Assigned task -> Copy the records exactly. Include every line.

[Element data from apps and pages]
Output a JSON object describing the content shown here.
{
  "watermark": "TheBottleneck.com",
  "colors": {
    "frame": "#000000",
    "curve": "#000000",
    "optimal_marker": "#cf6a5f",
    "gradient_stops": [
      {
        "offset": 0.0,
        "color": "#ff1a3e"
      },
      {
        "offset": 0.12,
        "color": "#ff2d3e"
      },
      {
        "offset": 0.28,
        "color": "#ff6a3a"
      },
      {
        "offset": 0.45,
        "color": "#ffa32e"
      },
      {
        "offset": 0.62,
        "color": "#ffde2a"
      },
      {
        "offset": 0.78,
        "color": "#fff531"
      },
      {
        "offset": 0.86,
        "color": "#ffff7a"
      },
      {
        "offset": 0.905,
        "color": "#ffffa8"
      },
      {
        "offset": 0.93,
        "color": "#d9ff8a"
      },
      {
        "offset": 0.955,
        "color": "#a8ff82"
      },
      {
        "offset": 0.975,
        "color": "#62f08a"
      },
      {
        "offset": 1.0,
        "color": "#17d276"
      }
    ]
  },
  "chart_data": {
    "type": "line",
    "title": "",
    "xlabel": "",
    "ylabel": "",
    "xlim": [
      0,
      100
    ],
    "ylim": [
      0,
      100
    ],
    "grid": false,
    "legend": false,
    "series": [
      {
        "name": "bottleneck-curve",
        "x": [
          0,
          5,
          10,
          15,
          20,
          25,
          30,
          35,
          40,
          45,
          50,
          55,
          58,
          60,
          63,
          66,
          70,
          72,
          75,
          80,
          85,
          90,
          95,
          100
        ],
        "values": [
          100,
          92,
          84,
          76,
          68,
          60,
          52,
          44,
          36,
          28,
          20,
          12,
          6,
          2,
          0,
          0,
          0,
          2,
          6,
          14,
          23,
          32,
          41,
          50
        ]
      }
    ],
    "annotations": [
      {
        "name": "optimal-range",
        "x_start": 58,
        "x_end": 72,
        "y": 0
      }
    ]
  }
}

Task response ->
Output a JSON object describing the content shown here.
{
  "watermark": "TheBottleneck.com",
  "colors": {
    "frame": "#000000",
    "curve": "#000000",
    "optimal_marker": "#cf6a5f",
    "gradient_stops": [
      {
        "offset": 0.0,
        "color": "#ff1a3e"
      },
      {
        "offset": 0.12,
        "color": "#ff2d3e"
      },
      {
        "offset": 0.28,
        "color": "#ff6a3a"
      },
      {
        "offset": 0.45,
        "color": "#ffa32e"
      },
      {
        "offset": 0.62,
        "color": "#ffde2a"
      },
      {
        "offset": 0.78,
        "color": "#fff531"
      },
      {
        "offset": 0.86,
        "color": "#ffff7a"
      },
      {
        "offset": 0.905,
        "color": "#ffffa8"
      },
      {
        "offset": 0.93,
        "color": "#d9ff8a"
      },
      {
        "offset": 0.955,
        "color": "#a8ff82"
      },
      {
        "offset": 0.975,
        "color": "#62f08a"
      },
      {
        "offset": 1.0,
        "color": "#17d276"
      }
    ]
  },
  "chart_data": {
    "type": "line",
    "title": "",
    "xlabel": "",
    "ylabel": "",
    "xlim": [
      0,
      100
    ],
    "ylim": [
      0,
      100
    ],
    "grid": false,
    "legend": false,
    "series": [
      {
        "name": "bottleneck-curve",
        "x": [
          0,
          5,
          10,
          15,
          20,
          25,
          30,
          35,
          40,
          45,
          50,
          55,
          58,
          60,
          63,
          66,
          70,
          72,
          75,
          80,
          85,
          90,
          95,
          100
        ],
        "values": [
          100,
          92,
          84,
          76,
          68,
          60,
          52,
          44,
          36,
          28,
          20,
          12,
          6,
          2,
          0,
          0,
          0,
          2,
          6,
          14,
          23,
          32,
          41,
          50
        ]
      }
    ],
    "annotations": [
      {
        "name": "optimal-range",
        "x_start": 58,
        "x_end": 72,
        "y": 0
      }
    ]
  }
}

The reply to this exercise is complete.